> [TASK] The reply is to be an exact repetition of the entries that follow, with each picture left out.

▼

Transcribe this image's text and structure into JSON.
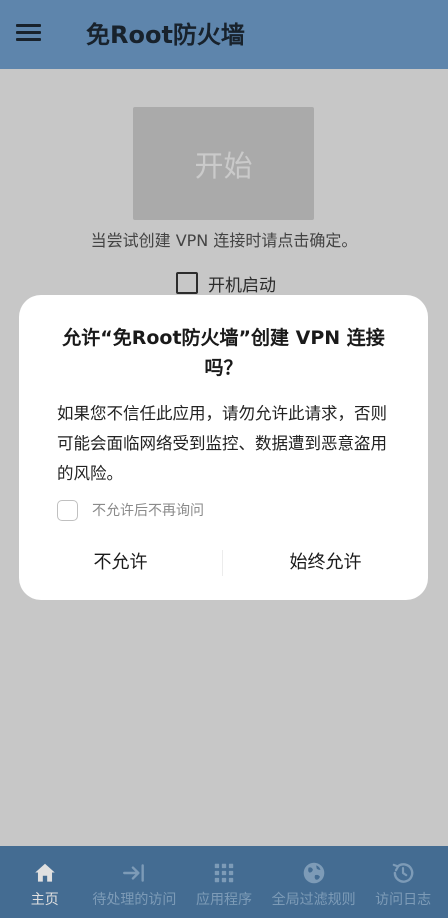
{
  "app": {
    "title": "免Root防火墙",
    "menu_icon": "hamburger-menu-icon"
  },
  "main": {
    "start_button": "开始",
    "hint": "当尝试创建 VPN 连接时请点击确定。",
    "boot_start": {
      "label": "开机启动",
      "checked": false
    }
  },
  "dialog": {
    "title": "允许“免Root防火墙”创建 VPN 连接吗？",
    "message": "如果您不信任此应用，请勿允许此请求，否则可能会面临网络受到监控、数据遭到恶意盗用的风险。",
    "dont_ask": {
      "label": "不允许后不再询问",
      "checked": false
    },
    "deny_button": "不允许",
    "allow_button": "始终允许"
  },
  "bottom_nav": {
    "items": [
      {
        "label": "主页",
        "icon": "home-icon",
        "active": true
      },
      {
        "label": "待处理的访问",
        "icon": "arrow-to-bar-icon",
        "active": false
      },
      {
        "label": "应用程序",
        "icon": "apps-grid-icon",
        "active": false
      },
      {
        "label": "全局过滤规则",
        "icon": "globe-icon",
        "active": false
      },
      {
        "label": "访问日志",
        "icon": "history-icon",
        "active": false
      }
    ]
  },
  "colors": {
    "appbar": "#6b98c4",
    "bottom_nav": "#4e7ca7",
    "nav_active": "#ffffff",
    "nav_inactive": "#8fb1d1",
    "start_button": "#c2c2c2"
  }
}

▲

> [THE COMPLETED TASK]
Transcribe this image's text and structure into JSON.
{
  "app": {
    "title": "免Root防火墙",
    "menu_icon": "hamburger-menu-icon"
  },
  "main": {
    "start_button": "开始",
    "hint": "当尝试创建 VPN 连接时请点击确定。",
    "boot_start": {
      "label": "开机启动",
      "checked": false
    }
  },
  "dialog": {
    "title": "允许“免Root防火墙”创建 VPN 连接吗？",
    "message": "如果您不信任此应用，请勿允许此请求，否则可能会面临网络受到监控、数据遭到恶意盗用的风险。",
    "dont_ask": {
      "label": "不允许后不再询问",
      "checked": false
    },
    "deny_button": "不允许",
    "allow_button": "始终允许"
  },
  "bottom_nav": {
    "items": [
      {
        "label": "主页",
        "icon": "home-icon",
        "active": true
      },
      {
        "label": "待处理的访问",
        "icon": "arrow-to-bar-icon",
        "active": false
      },
      {
        "label": "应用程序",
        "icon": "apps-grid-icon",
        "active": false
      },
      {
        "label": "全局过滤规则",
        "icon": "globe-icon",
        "active": false
      },
      {
        "label": "访问日志",
        "icon": "history-icon",
        "active": false
      }
    ]
  },
  "colors": {
    "appbar": "#6b98c4",
    "bottom_nav": "#4e7ca7",
    "nav_active": "#ffffff",
    "nav_inactive": "#8fb1d1",
    "start_button": "#c2c2c2"
  }
}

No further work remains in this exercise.